Work to complete — Return each of the entries below word for word.

Supplied data —

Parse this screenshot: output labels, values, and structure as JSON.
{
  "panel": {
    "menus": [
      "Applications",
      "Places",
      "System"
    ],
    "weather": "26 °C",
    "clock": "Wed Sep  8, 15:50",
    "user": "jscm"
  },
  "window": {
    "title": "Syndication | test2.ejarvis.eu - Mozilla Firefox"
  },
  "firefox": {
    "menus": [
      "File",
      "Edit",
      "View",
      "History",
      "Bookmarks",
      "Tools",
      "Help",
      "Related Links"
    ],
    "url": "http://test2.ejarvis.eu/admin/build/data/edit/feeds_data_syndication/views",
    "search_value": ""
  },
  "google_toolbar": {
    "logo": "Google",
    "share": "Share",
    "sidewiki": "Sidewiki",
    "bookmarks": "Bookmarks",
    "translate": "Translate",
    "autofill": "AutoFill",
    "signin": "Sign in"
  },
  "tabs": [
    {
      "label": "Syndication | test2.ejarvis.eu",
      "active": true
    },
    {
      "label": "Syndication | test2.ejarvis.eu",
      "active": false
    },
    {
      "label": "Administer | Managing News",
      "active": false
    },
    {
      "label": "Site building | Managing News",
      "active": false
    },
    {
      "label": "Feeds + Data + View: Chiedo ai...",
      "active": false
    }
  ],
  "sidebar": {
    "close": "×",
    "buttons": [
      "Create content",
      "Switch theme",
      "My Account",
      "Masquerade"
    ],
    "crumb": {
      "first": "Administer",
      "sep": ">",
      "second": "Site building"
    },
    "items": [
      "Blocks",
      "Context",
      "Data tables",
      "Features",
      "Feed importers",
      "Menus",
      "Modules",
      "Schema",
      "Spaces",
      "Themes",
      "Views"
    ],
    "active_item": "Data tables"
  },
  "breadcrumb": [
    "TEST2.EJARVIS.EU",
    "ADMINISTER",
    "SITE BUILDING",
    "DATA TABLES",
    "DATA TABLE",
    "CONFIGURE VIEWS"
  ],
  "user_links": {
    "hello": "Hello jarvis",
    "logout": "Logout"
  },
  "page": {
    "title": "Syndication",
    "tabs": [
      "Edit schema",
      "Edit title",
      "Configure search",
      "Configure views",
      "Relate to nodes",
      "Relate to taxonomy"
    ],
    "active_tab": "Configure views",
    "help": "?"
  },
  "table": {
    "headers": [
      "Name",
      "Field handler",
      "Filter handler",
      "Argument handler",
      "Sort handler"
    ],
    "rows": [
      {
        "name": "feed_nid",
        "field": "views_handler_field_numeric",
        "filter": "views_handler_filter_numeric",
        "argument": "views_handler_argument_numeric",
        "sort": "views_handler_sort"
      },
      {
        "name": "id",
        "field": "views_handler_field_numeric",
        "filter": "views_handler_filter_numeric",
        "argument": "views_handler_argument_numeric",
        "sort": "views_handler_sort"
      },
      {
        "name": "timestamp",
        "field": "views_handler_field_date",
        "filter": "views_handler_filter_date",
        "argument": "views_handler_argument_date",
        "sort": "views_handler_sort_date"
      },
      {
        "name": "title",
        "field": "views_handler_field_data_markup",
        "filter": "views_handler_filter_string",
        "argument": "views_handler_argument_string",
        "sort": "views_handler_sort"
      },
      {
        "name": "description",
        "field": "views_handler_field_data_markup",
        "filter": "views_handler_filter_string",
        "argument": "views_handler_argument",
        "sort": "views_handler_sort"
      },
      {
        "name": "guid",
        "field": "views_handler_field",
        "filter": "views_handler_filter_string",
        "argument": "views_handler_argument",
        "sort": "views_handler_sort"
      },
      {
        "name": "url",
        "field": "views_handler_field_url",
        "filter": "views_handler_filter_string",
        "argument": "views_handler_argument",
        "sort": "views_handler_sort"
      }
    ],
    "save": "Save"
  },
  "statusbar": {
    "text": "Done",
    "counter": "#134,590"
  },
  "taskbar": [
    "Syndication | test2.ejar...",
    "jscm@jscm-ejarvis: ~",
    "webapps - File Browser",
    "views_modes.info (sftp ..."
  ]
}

Solution for this exercise —
Parse this screenshot: output labels, values, and structure as JSON.
{
  "panel": {
    "menus": [
      "Applications",
      "Places",
      "System"
    ],
    "weather": "26 °C",
    "clock": "Wed Sep  8, 15:50",
    "user": "jscm"
  },
  "window": {
    "title": "Syndication | test2.ejarvis.eu - Mozilla Firefox"
  },
  "firefox": {
    "menus": [
      "File",
      "Edit",
      "View",
      "History",
      "Bookmarks",
      "Tools",
      "Help",
      "Related Links"
    ],
    "url": "http://test2.ejarvis.eu/admin/build/data/edit/feeds_data_syndication/views",
    "search_value": ""
  },
  "google_toolbar": {
    "logo": "Google",
    "share": "Share",
    "sidewiki": "Sidewiki",
    "bookmarks": "Bookmarks",
    "translate": "Translate",
    "autofill": "AutoFill",
    "signin": "Sign in"
  },
  "tabs": [
    {
      "label": "Syndication | test2.ejarvis.eu",
      "active": true
    },
    {
      "label": "Syndication | test2.ejarvis.eu",
      "active": false
    },
    {
      "label": "Administer | Managing News",
      "active": false
    },
    {
      "label": "Site building | Managing News",
      "active": false
    },
    {
      "label": "Feeds + Data + View: Chiedo ai...",
      "active": false
    }
  ],
  "sidebar": {
    "close": "×",
    "buttons": [
      "Create content",
      "Switch theme",
      "My Account",
      "Masquerade"
    ],
    "crumb": {
      "first": "Administer",
      "sep": ">",
      "second": "Site building"
    },
    "items": [
      "Blocks",
      "Context",
      "Data tables",
      "Features",
      "Feed importers",
      "Menus",
      "Modules",
      "Schema",
      "Spaces",
      "Themes",
      "Views"
    ],
    "active_item": "Data tables"
  },
  "breadcrumb": [
    "TEST2.EJARVIS.EU",
    "ADMINISTER",
    "SITE BUILDING",
    "DATA TABLES",
    "DATA TABLE",
    "CONFIGURE VIEWS"
  ],
  "user_links": {
    "hello": "Hello jarvis",
    "logout": "Logout"
  },
  "page": {
    "title": "Syndication",
    "tabs": [
      "Edit schema",
      "Edit title",
      "Configure search",
      "Configure views",
      "Relate to nodes",
      "Relate to taxonomy"
    ],
    "active_tab": "Configure views",
    "help": "?"
  },
  "table": {
    "headers": [
      "Name",
      "Field handler",
      "Filter handler",
      "Argument handler",
      "Sort handler"
    ],
    "rows": [
      {
        "name": "feed_nid",
        "field": "views_handler_field_numeric",
        "filter": "views_handler_filter_numeric",
        "argument": "views_handler_argument_numeric",
        "sort": "views_handler_sort"
      },
      {
        "name": "id",
        "field": "views_handler_field_numeric",
        "filter": "views_handler_filter_numeric",
        "argument": "views_handler_argument_numeric",
        "sort": "views_handler_sort"
      },
      {
        "name": "timestamp",
        "field": "views_handler_field_date",
        "filter": "views_handler_filter_date",
        "argument": "views_handler_argument_date",
        "sort": "views_handler_sort_date"
      },
      {
        "name": "title",
        "field": "views_handler_field_data_markup",
        "filter": "views_handler_filter_string",
        "argument": "views_handler_argument_string",
        "sort": "views_handler_sort"
      },
      {
        "name": "description",
        "field": "views_handler_field_data_markup",
        "filter": "views_handler_filter_string",
        "argument": "views_handler_argument",
        "sort": "views_handler_sort"
      },
      {
        "name": "guid",
        "field": "views_handler_field",
        "filter": "views_handler_filter_string",
        "argument": "views_handler_argument",
        "sort": "views_handler_sort"
      },
      {
        "name": "url",
        "field": "views_handler_field_url",
        "filter": "views_handler_filter_string",
        "argument": "views_handler_argument",
        "sort": "views_handler_sort"
      }
    ],
    "save": "Save"
  },
  "statusbar": {
    "text": "Done",
    "counter": "#134,590"
  },
  "taskbar": [
    "Syndication | test2.ejar...",
    "jscm@jscm-ejarvis: ~",
    "webapps - File Browser",
    "views_modes.info (sftp ..."
  ]
}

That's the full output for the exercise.